**** Data section
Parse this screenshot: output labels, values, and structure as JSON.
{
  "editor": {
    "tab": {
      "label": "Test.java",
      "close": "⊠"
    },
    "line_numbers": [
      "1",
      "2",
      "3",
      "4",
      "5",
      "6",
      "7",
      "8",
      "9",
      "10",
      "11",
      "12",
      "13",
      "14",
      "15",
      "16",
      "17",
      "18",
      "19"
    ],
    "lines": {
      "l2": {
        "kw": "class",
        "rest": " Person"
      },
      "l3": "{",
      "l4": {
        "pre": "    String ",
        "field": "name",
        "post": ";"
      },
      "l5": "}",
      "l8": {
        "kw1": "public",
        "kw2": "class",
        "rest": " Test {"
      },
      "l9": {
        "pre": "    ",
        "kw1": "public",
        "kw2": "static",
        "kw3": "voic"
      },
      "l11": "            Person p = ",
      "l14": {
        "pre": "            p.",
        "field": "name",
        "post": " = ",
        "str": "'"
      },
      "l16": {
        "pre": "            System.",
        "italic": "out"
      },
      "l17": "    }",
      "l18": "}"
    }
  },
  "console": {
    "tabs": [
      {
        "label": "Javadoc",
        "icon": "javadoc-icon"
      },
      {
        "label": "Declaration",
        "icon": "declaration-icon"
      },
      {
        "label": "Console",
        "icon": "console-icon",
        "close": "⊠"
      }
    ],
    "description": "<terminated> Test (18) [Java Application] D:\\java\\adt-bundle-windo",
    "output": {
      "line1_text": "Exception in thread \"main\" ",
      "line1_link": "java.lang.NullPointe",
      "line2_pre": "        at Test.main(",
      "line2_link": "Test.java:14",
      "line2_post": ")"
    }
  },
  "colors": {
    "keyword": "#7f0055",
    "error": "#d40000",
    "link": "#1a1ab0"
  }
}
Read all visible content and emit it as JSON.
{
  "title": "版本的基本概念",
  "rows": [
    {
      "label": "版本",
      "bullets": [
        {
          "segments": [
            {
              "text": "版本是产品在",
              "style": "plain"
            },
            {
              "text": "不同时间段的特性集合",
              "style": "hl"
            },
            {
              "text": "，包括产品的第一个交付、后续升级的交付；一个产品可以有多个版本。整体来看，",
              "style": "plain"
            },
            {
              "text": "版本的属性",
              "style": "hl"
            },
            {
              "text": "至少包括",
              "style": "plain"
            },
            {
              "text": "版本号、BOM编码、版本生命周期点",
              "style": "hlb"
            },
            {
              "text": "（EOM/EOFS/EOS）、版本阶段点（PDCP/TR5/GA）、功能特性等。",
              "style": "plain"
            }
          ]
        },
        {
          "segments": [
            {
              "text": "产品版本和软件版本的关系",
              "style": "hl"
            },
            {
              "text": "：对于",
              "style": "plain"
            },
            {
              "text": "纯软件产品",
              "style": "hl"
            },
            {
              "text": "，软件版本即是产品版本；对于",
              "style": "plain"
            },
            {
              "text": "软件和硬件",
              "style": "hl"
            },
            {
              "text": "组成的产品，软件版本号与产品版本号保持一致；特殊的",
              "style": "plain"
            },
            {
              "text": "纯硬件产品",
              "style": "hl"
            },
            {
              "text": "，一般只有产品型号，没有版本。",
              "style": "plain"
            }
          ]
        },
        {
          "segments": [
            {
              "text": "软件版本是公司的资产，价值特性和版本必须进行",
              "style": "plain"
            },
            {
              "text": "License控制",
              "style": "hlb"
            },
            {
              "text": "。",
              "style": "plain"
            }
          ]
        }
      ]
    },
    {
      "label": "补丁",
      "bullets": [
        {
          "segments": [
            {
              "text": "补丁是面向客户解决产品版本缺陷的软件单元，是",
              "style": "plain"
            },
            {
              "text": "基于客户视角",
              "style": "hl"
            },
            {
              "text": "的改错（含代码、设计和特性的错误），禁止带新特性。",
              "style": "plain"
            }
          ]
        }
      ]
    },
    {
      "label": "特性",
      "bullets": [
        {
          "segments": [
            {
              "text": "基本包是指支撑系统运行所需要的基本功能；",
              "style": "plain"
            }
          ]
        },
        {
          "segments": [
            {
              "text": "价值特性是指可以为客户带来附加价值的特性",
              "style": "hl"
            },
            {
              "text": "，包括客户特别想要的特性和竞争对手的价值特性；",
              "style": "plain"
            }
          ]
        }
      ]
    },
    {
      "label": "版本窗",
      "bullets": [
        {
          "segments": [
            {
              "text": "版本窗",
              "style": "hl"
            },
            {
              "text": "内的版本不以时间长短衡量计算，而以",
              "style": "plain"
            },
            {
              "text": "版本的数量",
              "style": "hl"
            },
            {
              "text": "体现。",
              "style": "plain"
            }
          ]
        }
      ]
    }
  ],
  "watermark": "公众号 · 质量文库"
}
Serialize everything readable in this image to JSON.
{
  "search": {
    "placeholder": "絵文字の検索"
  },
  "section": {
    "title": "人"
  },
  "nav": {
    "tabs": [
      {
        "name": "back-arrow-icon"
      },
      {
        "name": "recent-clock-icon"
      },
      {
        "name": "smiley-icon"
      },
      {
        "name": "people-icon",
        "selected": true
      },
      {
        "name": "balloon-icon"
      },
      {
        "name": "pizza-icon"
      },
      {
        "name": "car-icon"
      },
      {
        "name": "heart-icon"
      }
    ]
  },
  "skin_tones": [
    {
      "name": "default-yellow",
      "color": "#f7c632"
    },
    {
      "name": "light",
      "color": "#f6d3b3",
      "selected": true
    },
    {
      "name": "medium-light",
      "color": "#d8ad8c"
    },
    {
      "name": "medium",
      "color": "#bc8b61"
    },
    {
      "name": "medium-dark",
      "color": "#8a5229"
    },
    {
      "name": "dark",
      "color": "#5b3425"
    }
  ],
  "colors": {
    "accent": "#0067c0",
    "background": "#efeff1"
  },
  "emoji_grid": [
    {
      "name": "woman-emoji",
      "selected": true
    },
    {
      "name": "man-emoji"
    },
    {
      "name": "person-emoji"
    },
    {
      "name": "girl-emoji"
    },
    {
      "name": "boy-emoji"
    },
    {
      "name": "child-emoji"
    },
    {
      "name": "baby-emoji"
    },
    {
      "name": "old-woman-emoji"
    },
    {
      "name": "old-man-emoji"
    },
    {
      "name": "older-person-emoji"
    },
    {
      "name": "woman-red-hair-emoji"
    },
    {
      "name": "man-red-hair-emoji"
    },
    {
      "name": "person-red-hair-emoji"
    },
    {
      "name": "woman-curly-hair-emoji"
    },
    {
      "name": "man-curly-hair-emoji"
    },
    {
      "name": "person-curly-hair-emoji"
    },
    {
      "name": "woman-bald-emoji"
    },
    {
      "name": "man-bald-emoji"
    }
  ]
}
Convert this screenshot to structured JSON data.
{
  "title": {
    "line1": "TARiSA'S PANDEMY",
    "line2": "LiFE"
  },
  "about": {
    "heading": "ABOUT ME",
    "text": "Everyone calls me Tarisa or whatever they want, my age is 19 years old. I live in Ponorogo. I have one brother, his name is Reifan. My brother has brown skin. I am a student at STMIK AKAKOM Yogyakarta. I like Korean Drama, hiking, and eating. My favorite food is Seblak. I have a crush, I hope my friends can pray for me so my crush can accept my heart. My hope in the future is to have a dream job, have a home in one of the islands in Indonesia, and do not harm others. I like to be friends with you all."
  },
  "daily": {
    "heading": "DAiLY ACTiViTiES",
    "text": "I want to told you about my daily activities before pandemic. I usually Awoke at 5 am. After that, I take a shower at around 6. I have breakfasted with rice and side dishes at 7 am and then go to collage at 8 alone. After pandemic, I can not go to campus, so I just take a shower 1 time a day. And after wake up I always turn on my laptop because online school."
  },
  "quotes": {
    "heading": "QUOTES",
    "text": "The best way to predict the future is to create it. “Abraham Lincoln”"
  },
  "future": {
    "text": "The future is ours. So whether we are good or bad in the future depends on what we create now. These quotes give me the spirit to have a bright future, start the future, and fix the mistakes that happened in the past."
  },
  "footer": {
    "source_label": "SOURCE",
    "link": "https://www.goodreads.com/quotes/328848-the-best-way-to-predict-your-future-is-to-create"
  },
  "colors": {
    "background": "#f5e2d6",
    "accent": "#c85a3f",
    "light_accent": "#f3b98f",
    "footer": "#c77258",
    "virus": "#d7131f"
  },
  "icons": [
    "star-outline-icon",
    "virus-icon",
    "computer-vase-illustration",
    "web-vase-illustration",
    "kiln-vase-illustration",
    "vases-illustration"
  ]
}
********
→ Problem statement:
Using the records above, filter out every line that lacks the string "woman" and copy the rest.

→ Exercise response:
      "name": "woman-emoji",
      "name": "old-woman-emoji"
      "name": "woman-red-hair-emoji"
      "name": "woman-curly-hair-emoji"
      "name": "woman-bald-emoji"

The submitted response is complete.